The installation welcomes visitors, including those on a private Louvre museum tour, on their way to participate in the exhibition titled “Japonisms 2018”. The museum opened the exhibit on July 13 to honor the 160 years of the diplomatic relations between France and Japan, and it will prolong until January 14, 2019.
“In our increasingly globalized world, diversity is an essential element in the transformation and growth of society. Single systems of absolute values and principles used to color the lives of large numbers of people under the rule of royalty or monarchy, but such coherence is now rare. However, the progress of computers and artificial intelligence is accelerating, and if they reach the stage where they boast absolute intelligence, society and whole nations are likely to blindly follow them.

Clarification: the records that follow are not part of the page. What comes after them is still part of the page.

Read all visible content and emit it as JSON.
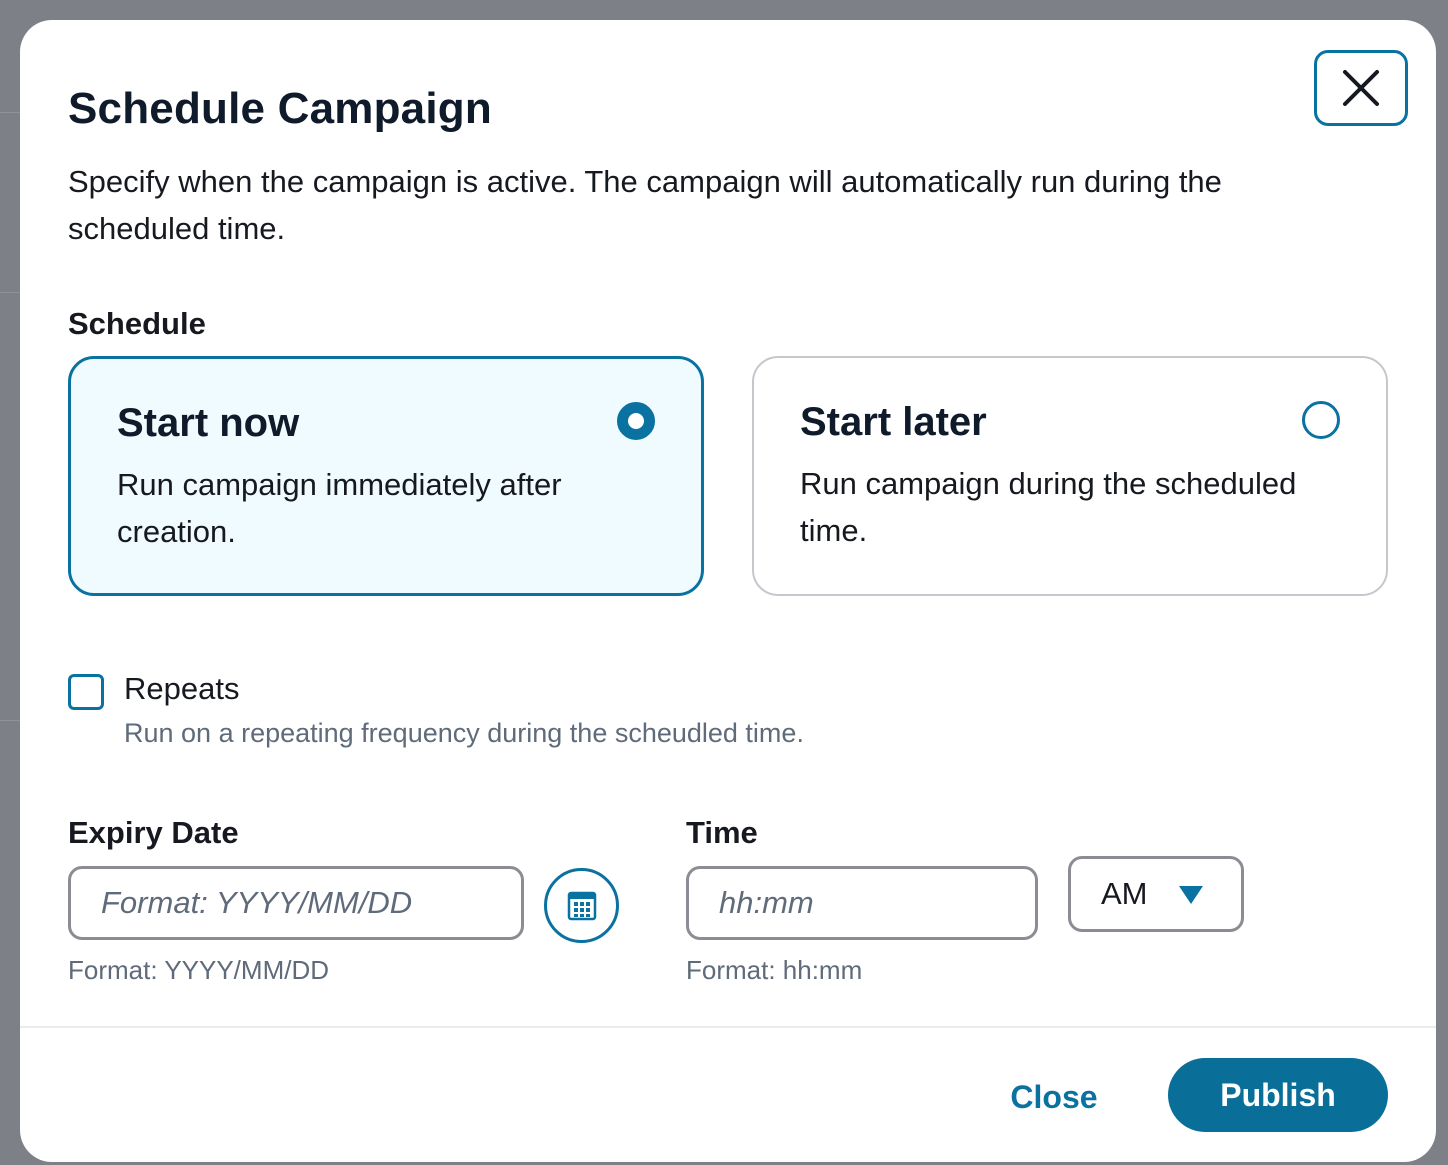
{
  "dialog": {
    "title": "Schedule Campaign",
    "description": "Specify when the campaign is active. The campaign will automatically run during the scheduled time."
  },
  "schedule": {
    "label": "Schedule",
    "options": [
      {
        "title": "Start now",
        "description": "Run campaign immediately after creation.",
        "selected": true
      },
      {
        "title": "Start later",
        "description": "Run campaign during the scheduled time.",
        "selected": false
      }
    ]
  },
  "repeats": {
    "label": "Repeats",
    "description": "Run on a repeating frequency during the scheudled time.",
    "checked": false
  },
  "expiry_date": {
    "label": "Expiry Date",
    "value": "",
    "placeholder": "Format: YYYY/MM/DD",
    "hint": "Format: YYYY/MM/DD",
    "calendar_icon": "calendar-icon"
  },
  "time": {
    "label": "Time",
    "value": "",
    "placeholder": "hh:mm",
    "hint": "Format: hh:mm",
    "period": "AM"
  },
  "footer": {
    "close_label": "Close",
    "publish_label": "Publish"
  },
  "colors": {
    "accent": "#0972a1",
    "selected_tile_bg": "#f0fbff",
    "publish_bg": "#0a6f98"
  }
}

This work attempts to express that premonition as an immense ‘floating vacant throne’,” Kohei Nawa said.
He also added, “If you think about what instances of power and authority have continued without interruption since ancient times, the pyramids provide one example, but we have to also ask what will continue into the future. Created with reference to the forms of festival floats and portable shrines that appear in the rituals and festivities of the East, the sculpture fuses today’s 3D modeling techniques with gold leaf techniques that date back to ancient Egypt.”

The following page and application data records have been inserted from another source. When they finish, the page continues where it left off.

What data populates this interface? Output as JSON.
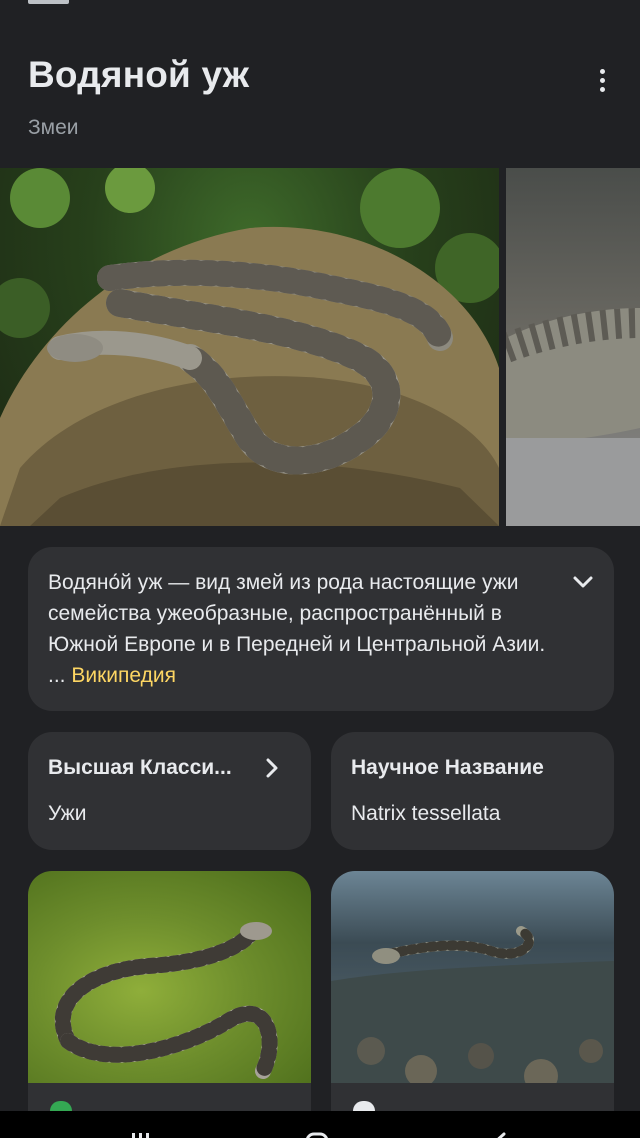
{
  "header": {
    "title": "Водяной уж",
    "subtitle": "Змеи"
  },
  "description": {
    "text": "Водяно́й уж — вид змей из рода настоящие ужи семейства ужеобразные, распространённый в Южной Европе и в Передней и Центральной Азии. ... ",
    "source_link": "Википедия"
  },
  "facts": [
    {
      "label": "Высшая Класси...",
      "value": "Ужи"
    },
    {
      "label": "Научное Название",
      "value": "Natrix tessellata"
    }
  ],
  "colors": {
    "background": "#202124",
    "card": "#303134",
    "link": "#fdd663",
    "secondary_text": "#9aa0a6"
  },
  "icons": {
    "more": "more-vert-icon",
    "expand": "chevron-down-icon",
    "fact_arrow": "chevron-right-icon",
    "nav": [
      "recent-apps-icon",
      "home-icon",
      "back-icon"
    ]
  }
}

For the museum in the French capital, this year marks the 160th anniversary of diplomatic ties between the two countries. It also marks 150 years since the start of the Japanese Meiji period, which was the time when the East Asian country opened up to the West.
The museum in Paris stated that the monumental artwork is fully covered with gold leaf and blends the cultural tradition of Japan with cutting-edge technology. Its artist draws inspiration from the origins and shapes of floats, which were used in Eastern religious fests. Kohei Nawa’s sculptural installation, which uses a combination of 3D modeling systems and the technique gold leaf gliding, echoes ancient Egyptian culture and the Louvre museum’s collections too. Obviously, it marks a grand entry to your Louvre museum private tours.